The First Minnesota Volunteer Infantry Regiment was the first in the nation to answer President Abraham Lincoln's call for troops in 1861, and they courageously served with great distinction. The 262 men of the First Minnesota played a heroic but tragic role at the Battle of Gettysburg. In his Pulitzer Prize-winning Battle Cry of Freedom: The Civil War Era, James McPherson wrote, "The 20th Maine and the 1st Minnesota achieved lasting fame by throwing back Confederate attacks that came dangerously close to breakthroughs. . . . The Minnesotans did the job, but only 47 of them came back."
The day was July 2, 1863. More than 160,000 Union (North against slavery) and Confederate (South favoring slavery) soldiers converged at Gettysburg, Pennsylvania.

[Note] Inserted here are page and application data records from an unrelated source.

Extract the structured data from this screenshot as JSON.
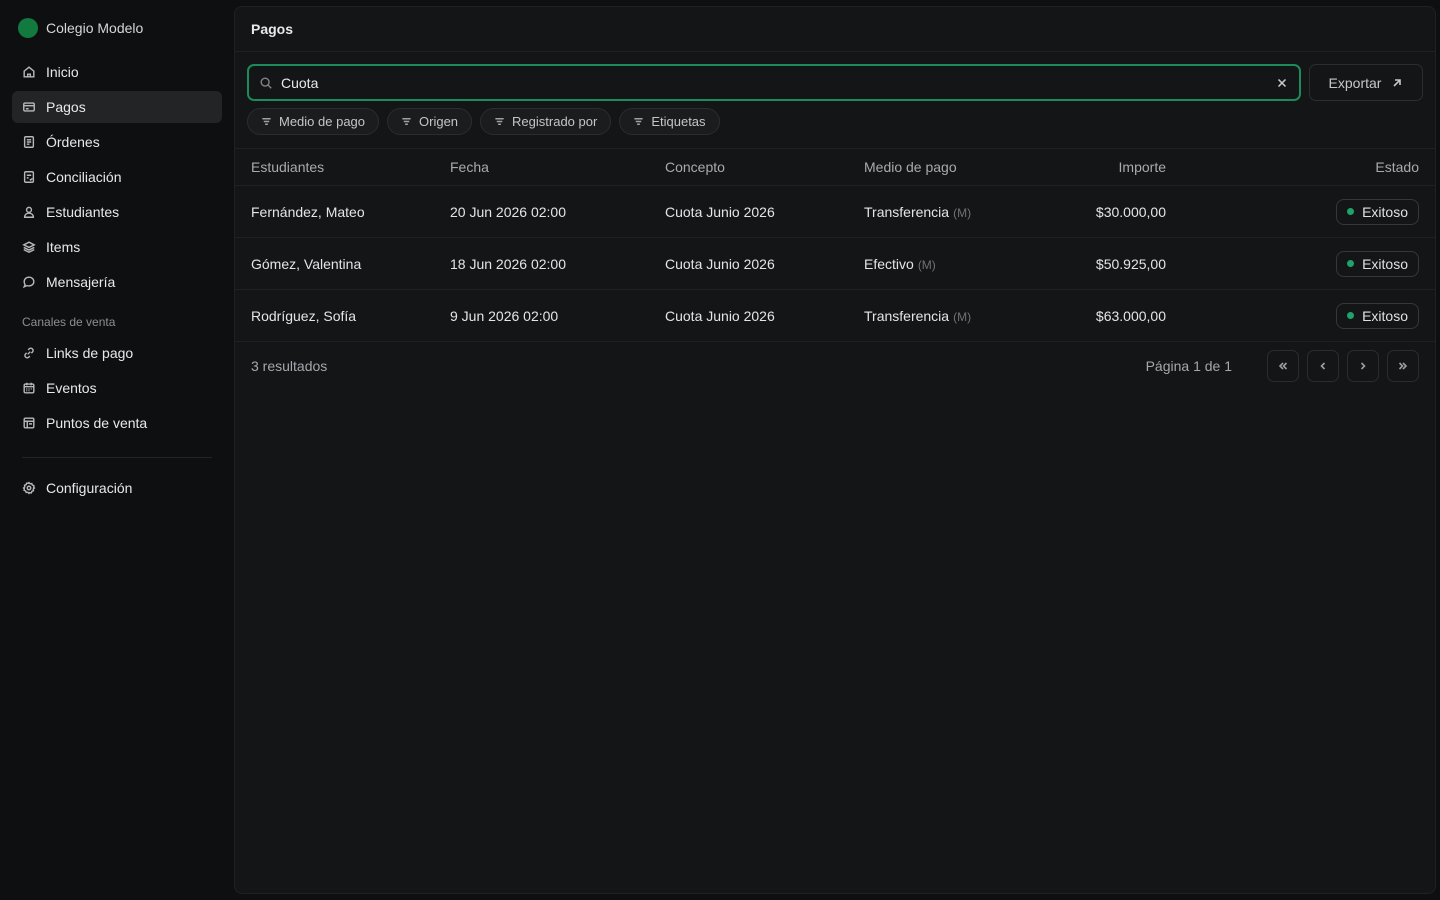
{
  "brand": {
    "name": "Colegio Modelo",
    "color": "#127a3e"
  },
  "sidebar": {
    "items": [
      {
        "label": "Inicio",
        "icon": "home-icon"
      },
      {
        "label": "Pagos",
        "icon": "card-icon",
        "active": true
      },
      {
        "label": "Órdenes",
        "icon": "orders-icon"
      },
      {
        "label": "Conciliación",
        "icon": "reconcile-icon"
      },
      {
        "label": "Estudiantes",
        "icon": "user-icon"
      },
      {
        "label": "Items",
        "icon": "layers-icon"
      },
      {
        "label": "Mensajería",
        "icon": "message-icon"
      }
    ],
    "section_label": "Canales de venta",
    "channels": [
      {
        "label": "Links de pago",
        "icon": "link-icon"
      },
      {
        "label": "Eventos",
        "icon": "calendar-icon"
      },
      {
        "label": "Puntos de venta",
        "icon": "store-icon"
      }
    ],
    "settings": {
      "label": "Configuración",
      "icon": "gear-icon"
    }
  },
  "header": {
    "title": "Pagos"
  },
  "search": {
    "value": "Cuota",
    "accent": "#1c8a5a"
  },
  "toolbar": {
    "export_label": "Exportar"
  },
  "filters": [
    "Medio de pago",
    "Origen",
    "Registrado por",
    "Etiquetas"
  ],
  "table": {
    "columns": [
      "Estudiantes",
      "Fecha",
      "Concepto",
      "Medio de pago",
      "Importe",
      "Estado"
    ],
    "rows": [
      {
        "student": "Fernández, Mateo",
        "date": "20 Jun 2026 02:00",
        "concept": "Cuota Junio 2026",
        "method": "Transferencia",
        "method_tag": "(M)",
        "amount": "$30.000,00",
        "status": "Exitoso"
      },
      {
        "student": "Gómez, Valentina",
        "date": "18 Jun 2026 02:00",
        "concept": "Cuota Junio 2026",
        "method": "Efectivo",
        "method_tag": "(M)",
        "amount": "$50.925,00",
        "status": "Exitoso"
      },
      {
        "student": "Rodríguez, Sofía",
        "date": "9 Jun 2026 02:00",
        "concept": "Cuota Junio 2026",
        "method": "Transferencia",
        "method_tag": "(M)",
        "amount": "$63.000,00",
        "status": "Exitoso"
      }
    ],
    "status_color": "#1fa36a"
  },
  "footer": {
    "results": "3 resultados",
    "page_label": "Página 1 de 1"
  }
}
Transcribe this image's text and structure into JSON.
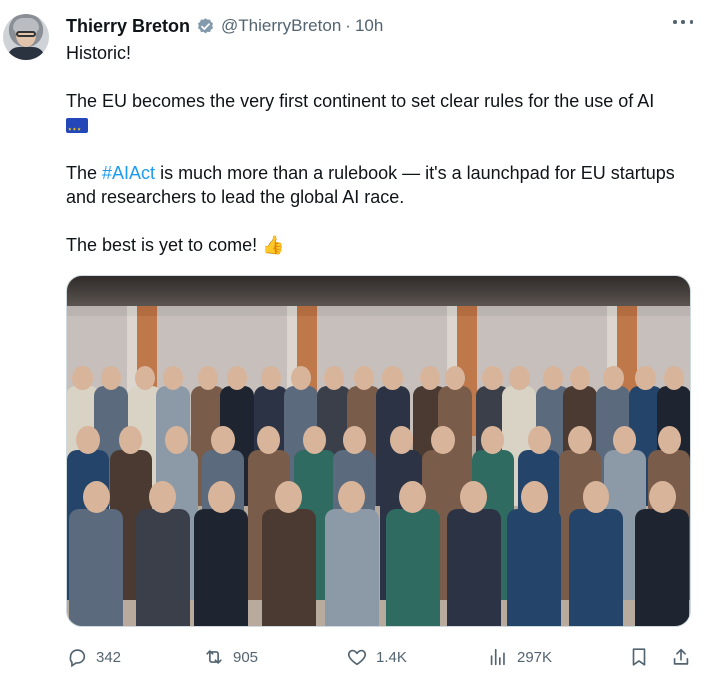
{
  "author": {
    "name": "Thierry Breton",
    "handle": "@ThierryBreton",
    "separator": "·",
    "time": "10h"
  },
  "tweet": {
    "line1": "Historic!",
    "line2": "The EU becomes the very first continent to set clear rules for the use of AI",
    "flag_emoji": "eu-flag",
    "line3_prefix": "The ",
    "hashtag": "#AIAct",
    "line3_suffix": " is much more than a rulebook — it's a launchpad for EU startups and researchers to lead the global AI race.",
    "line4": "The best is yet to come!",
    "thumb_emoji": "👍"
  },
  "actions": {
    "replies": "342",
    "reposts": "905",
    "likes": "1.4K",
    "views": "297K"
  },
  "colors": {
    "link": "#1d9bf0",
    "verified": "#829aab",
    "secondary_text": "#536471"
  }
}
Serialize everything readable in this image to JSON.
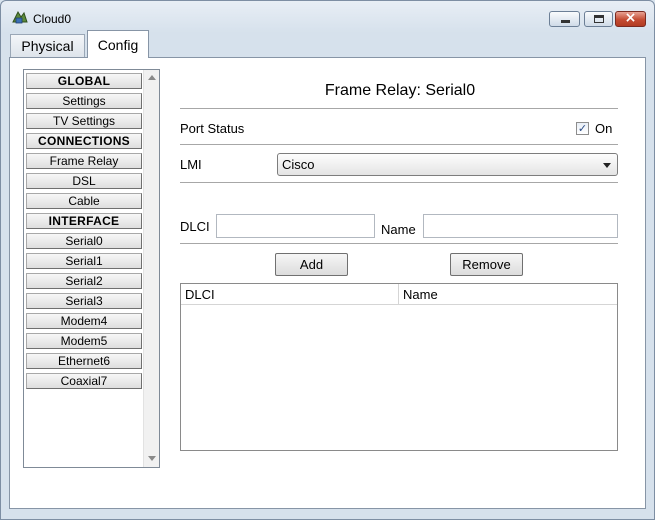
{
  "window": {
    "title": "Cloud0"
  },
  "tabs": [
    {
      "label": "Physical"
    },
    {
      "label": "Config"
    }
  ],
  "nav": {
    "items": [
      {
        "label": "GLOBAL",
        "header": true
      },
      {
        "label": "Settings"
      },
      {
        "label": "TV Settings"
      },
      {
        "label": "CONNECTIONS",
        "header": true
      },
      {
        "label": "Frame Relay"
      },
      {
        "label": "DSL"
      },
      {
        "label": "Cable"
      },
      {
        "label": "INTERFACE",
        "header": true
      },
      {
        "label": "Serial0"
      },
      {
        "label": "Serial1"
      },
      {
        "label": "Serial2"
      },
      {
        "label": "Serial3"
      },
      {
        "label": "Modem4"
      },
      {
        "label": "Modem5"
      },
      {
        "label": "Ethernet6"
      },
      {
        "label": "Coaxial7"
      }
    ]
  },
  "panel": {
    "title": "Frame Relay: Serial0",
    "port_status_label": "Port Status",
    "port_status_on_label": "On",
    "port_status_checked": true,
    "lmi_label": "LMI",
    "lmi_value": "Cisco",
    "dlci_label": "DLCI",
    "dlci_value": "",
    "name_label": "Name",
    "name_value": "",
    "add_label": "Add",
    "remove_label": "Remove",
    "table_headers": [
      "DLCI",
      "Name"
    ],
    "table_rows": []
  },
  "icons": {
    "app": "cloud-icon",
    "checkmark": "✓"
  },
  "colors": {
    "window_frame": "#d6e1ec",
    "close_button": "#c44b32",
    "check": "#2a4b86"
  }
}
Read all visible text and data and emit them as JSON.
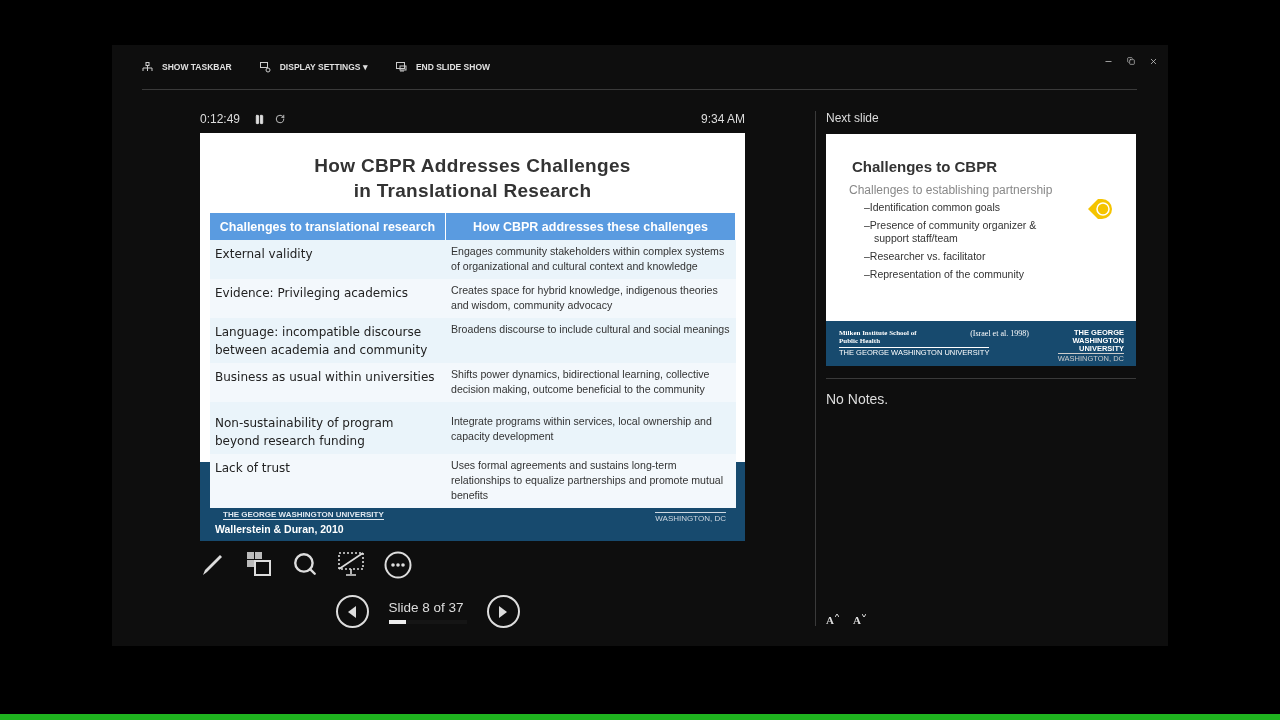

Confederate forces had achieved a series of victories and may have advanced to Washington, D.C., if they won this battle.
The men of the First Minnesota were positioned near Union artillery batteries on Cemetery Ridge. "We began to hear musketry which soon became one continuous roar. . . . Then shells fell uncomfortably near us," wrote Sergeant Alfred Carpenter in a letter on file with the Minnesota Historical Society. Then disaster struck.
Confederate Rebels infiltrated the Union line. "The Rebs came in two splendid lines, firing as they advanced, capturing one of our batteries, which they turned against us, and gained the cover of the ravine," Carpenter wrote. "The plain was strewed with dead and dying men."
Union general Winfield Scott Hancock desperately ordered the 262 men of the First Minnesota to charge the 1,600 advancing Alabama Rebels. Carpenter recalled, "We advanced down the slope. . . . Comrade after comrade dropped from the ranks; but the line went. No one took a second look at his fallen companion. We had no time to weep."
The next day, 15,000 Confederates charged Cemetery Ridge--the legendary Pickett's Charge--but were repelled by a devastating artillery barrage. Because the Minnesotans had saved the artillery the day before, the Rebels were repelled--but at a great sacrifice. 82 percent of the First Minnesota men were killed or wounded at Gettysburg--the highest casualty rate of the war.
On July 4, Lieutenant William Lochren wrote a letter to his hometown Winona Republican newspaper. "We are in the midst of a terrible battle," he wrote. "Two thirds of the regiment are killed or wounded. We got the better of the enemy in the fight, and our regiment captured one stand of colors."
The Union and Confederacy suffered 45,000 casualties at Gettysburg. Over 620,000 soldiers died in the Civil War. On November 19, 1863, President Abraham Lincoln honored the great sacrifices made and gave meaning to the war in his Gettysburg Address:
"Four score and seven years ago our fathers brought forth on this continent a new nation, conceived in liberty and dedicated to the proposition that all men are created equal. Now we are engaged in a great civil war, testing whether that nation, or any nation so conceived and so dedicated, can long endure. . . . From these honored dead we take increased devotion to that cause for which they gave the last full measure of devotion; that we here highly resolve that these dead shall not have died in vain; that this nation, under God, shall have a new birth of freedom. . . ."
And so we did. Some historians call the Civil War "the Second American Revolution." Following the Union victory, the Thirteenth, Fourteenth, and Fifteenth Amendments were ratified, transforming the Constitution and America.
The importance that Minnesotans attributed to the Civil War can be seen in the numerous great paintings of the Civil War at the Minnesota State Capitol, including Rufus F. Zogbaum's Battle of Gettysburg. The Civil War deeply shaped the new state of Minnesota, and the First Minnesota Volunteer Infantry Regiment played a pivotal role.
~Todd Carlsen, Eden Prairie, MN